- Just because another variant fires at 850 RPM doesn't mean this one does. It needs a source for any RPM figure, yours or the other. Herr Gruber (talk) 13:12, 25 September 2012 (UTC)
- Also, why isn't the semi-automatic fire mode mentioned in this article?
- A rate of fire of 580-640 rpm would make zero sense for a squad automatic weapon role. How can it be used in than role if its rate of fire is lower than that of the standard assault rifle? Of course, the idea of a squad automatic weapon that relies on 30-round magazines is also nonsensical, so really the entire procurement is a boondoggle, but that's another topic entirely. 22.214.171.124 (talk) 15:18, 31 December 2012 (UTC)
Most weapons of Russian/Soviet origin have a fire rate of ~600 rpm, including the RPK, which can be classified as a SAW. It is not rate of fire, but whether automatic fire is used. Most assault rifles are kept on semi-automatic for controllability. Grizzly chipmunk (talk) 15:58, 28 February 2014 (UTC) The rate of fire is roughly 720 rounds per minute.
Do M27 use heavy barrel? Its heavier than M4/M16 barrel but according to some sources , it uses standard barrel profile, not heavy barrel and its barrel and the HK416 D16.5RS barrel have the same barrel profile. Is M27 barrel heavier than 16,5" HK416 barrel? - Avatar896 20:06, 12 February 2013 (UTC)
- According to your source, it has the same barrel as the HK416, which is not a heavy barrel.
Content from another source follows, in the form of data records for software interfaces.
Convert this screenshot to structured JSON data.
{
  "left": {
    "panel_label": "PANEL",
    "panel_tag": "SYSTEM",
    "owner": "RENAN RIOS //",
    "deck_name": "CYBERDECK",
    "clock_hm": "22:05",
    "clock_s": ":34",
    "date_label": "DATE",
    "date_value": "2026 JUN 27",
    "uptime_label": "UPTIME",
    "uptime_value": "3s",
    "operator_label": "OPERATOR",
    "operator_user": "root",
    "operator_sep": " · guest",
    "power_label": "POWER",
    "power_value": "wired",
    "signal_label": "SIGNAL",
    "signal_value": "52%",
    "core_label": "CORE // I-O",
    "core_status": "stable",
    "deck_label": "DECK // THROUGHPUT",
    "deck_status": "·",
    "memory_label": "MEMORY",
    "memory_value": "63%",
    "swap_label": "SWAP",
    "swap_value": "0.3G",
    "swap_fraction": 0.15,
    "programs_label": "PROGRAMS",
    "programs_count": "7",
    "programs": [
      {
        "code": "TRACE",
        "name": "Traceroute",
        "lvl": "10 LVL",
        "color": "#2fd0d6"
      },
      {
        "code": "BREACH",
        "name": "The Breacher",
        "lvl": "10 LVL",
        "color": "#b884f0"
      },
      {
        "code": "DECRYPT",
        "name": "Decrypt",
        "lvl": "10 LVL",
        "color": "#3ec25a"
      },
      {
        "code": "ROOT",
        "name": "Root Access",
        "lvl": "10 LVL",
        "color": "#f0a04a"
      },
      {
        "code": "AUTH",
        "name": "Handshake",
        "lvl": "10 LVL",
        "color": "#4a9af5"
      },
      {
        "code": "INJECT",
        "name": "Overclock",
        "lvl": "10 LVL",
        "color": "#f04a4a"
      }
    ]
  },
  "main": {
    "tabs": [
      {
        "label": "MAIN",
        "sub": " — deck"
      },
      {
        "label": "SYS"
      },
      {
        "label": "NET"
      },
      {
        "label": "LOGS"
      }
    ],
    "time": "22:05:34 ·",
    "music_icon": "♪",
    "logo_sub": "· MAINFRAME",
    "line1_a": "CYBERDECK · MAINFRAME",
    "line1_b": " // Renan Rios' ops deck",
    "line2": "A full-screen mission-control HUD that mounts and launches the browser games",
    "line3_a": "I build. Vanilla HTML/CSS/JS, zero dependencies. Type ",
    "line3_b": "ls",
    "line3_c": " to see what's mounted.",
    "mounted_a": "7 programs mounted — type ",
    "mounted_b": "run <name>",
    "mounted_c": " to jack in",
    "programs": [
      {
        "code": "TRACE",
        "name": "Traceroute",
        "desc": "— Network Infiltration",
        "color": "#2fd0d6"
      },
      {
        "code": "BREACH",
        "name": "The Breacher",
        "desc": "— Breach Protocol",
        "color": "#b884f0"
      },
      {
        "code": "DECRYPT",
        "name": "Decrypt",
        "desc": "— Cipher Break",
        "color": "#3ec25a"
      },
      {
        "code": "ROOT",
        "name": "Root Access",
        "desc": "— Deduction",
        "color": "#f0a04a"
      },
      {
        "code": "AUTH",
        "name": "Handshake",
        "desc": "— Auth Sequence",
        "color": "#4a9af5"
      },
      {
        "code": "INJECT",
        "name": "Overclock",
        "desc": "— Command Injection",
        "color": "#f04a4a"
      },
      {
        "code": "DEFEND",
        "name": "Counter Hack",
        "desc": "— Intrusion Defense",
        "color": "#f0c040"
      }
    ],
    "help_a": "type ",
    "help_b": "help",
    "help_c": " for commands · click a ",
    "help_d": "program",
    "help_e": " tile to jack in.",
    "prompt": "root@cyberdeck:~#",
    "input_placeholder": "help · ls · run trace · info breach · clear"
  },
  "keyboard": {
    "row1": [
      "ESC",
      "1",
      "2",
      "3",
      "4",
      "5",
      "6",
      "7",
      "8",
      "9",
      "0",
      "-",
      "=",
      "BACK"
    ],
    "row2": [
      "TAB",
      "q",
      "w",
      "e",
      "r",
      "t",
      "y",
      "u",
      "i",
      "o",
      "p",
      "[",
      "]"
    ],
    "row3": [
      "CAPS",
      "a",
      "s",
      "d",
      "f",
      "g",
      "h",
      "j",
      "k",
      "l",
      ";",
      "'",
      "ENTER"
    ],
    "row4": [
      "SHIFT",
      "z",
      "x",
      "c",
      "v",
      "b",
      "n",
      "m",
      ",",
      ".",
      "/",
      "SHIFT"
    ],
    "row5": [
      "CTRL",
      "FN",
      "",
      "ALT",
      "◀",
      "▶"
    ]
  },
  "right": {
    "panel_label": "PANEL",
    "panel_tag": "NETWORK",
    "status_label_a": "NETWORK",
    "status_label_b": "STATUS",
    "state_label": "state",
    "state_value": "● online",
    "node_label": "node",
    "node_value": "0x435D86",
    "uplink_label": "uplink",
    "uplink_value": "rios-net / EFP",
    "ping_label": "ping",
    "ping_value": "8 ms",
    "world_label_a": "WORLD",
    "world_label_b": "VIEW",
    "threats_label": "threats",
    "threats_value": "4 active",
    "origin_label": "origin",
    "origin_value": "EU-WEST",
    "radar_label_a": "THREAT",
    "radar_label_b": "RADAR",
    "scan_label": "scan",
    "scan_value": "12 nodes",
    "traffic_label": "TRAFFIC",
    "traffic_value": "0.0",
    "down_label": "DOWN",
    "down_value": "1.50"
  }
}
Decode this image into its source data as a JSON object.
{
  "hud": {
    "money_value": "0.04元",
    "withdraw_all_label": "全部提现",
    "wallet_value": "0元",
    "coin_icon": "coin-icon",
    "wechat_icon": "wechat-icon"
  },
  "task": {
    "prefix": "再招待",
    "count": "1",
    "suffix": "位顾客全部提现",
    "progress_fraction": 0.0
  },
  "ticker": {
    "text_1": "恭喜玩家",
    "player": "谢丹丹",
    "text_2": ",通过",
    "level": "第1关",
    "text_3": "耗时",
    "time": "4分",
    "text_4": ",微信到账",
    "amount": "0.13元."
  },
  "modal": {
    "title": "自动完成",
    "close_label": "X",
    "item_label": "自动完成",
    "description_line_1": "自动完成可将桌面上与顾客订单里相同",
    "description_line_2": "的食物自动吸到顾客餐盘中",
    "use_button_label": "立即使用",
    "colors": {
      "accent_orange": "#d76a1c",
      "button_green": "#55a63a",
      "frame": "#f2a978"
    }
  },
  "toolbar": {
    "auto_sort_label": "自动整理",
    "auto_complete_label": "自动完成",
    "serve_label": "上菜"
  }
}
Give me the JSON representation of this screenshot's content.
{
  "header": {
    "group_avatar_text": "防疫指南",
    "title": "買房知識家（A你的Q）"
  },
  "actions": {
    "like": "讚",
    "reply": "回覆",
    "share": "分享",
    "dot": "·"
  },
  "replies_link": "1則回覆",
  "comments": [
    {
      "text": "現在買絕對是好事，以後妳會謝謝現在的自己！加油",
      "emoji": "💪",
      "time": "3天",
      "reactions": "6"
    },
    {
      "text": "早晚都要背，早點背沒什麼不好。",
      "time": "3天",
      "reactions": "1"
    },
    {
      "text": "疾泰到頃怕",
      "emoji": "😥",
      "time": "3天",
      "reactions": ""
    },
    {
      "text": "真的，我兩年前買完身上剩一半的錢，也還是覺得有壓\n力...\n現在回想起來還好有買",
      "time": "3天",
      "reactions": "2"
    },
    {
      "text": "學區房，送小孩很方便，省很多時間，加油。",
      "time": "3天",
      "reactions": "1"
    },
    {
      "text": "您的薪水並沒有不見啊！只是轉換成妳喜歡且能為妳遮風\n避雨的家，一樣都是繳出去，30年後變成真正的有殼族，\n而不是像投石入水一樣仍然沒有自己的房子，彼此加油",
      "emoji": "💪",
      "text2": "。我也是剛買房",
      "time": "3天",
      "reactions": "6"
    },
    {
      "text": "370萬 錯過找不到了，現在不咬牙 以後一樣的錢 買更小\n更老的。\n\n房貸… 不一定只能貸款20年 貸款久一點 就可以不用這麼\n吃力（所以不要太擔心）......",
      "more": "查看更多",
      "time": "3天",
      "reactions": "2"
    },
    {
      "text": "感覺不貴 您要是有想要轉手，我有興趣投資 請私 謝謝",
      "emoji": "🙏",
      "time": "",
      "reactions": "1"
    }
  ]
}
Maybe it has to do with the HK416 barrel being heavier than M4/M16 barrels, while not being technically a "heavy" barrel. America789 (talk) 22:45, 1 March 2013 (UTC)
- From my reading, the barrel is the same as the 416D, which is somewhat heavier I believe... --126.96.36.199 (talk) 22:03, 26 April 2014 (UTC)
Displacement Speed ?
I believe displacement speed is how fast the soldier can get up and move from his spot. Physics tells us that a ~10 lb. rifle will enable better displacement speed than a ~22 lb. machine gun. Insert "oh, really, Einstein" comment below. Grizzly chipmunk (talk) 22:44, 31 March 2015 (UTC)
Does anyone else feel that there is a bias towards the M27 over the M249 in the article? Whenever it mentions suppressive fire the article always says how the M27 has better accuracy, ignoring the fact that while undoubtedly more accurate in inch grouping, the M249 should be able to miss just as closely? Assuming of course that an M249 can hit any standard paper target at ~100 yards/meters.
Not to mention that accurate suppressive fire is in the "close enough to count" category rather than Blaser 93 Tactical.25 MOA accuracy. Meaning the machine gun gets within a couple of feet and the sniper rifle gets within 1/4 inch.
I just mean to call into question the validity of promoting the M27's accuracy, since it is supposedly used for suppressive fire. Once again, while probably accurate, I am sure that an M249 is just as capable of putting rounds within 2 feet of a guy.
Food for thought: Does the M27 represent a shift in military theory/tactics from firepower to precision, or does firepower still have a place? It seems the M27 supporters say "accuracy over firepower" and the M249 supporters say "firepower over precision".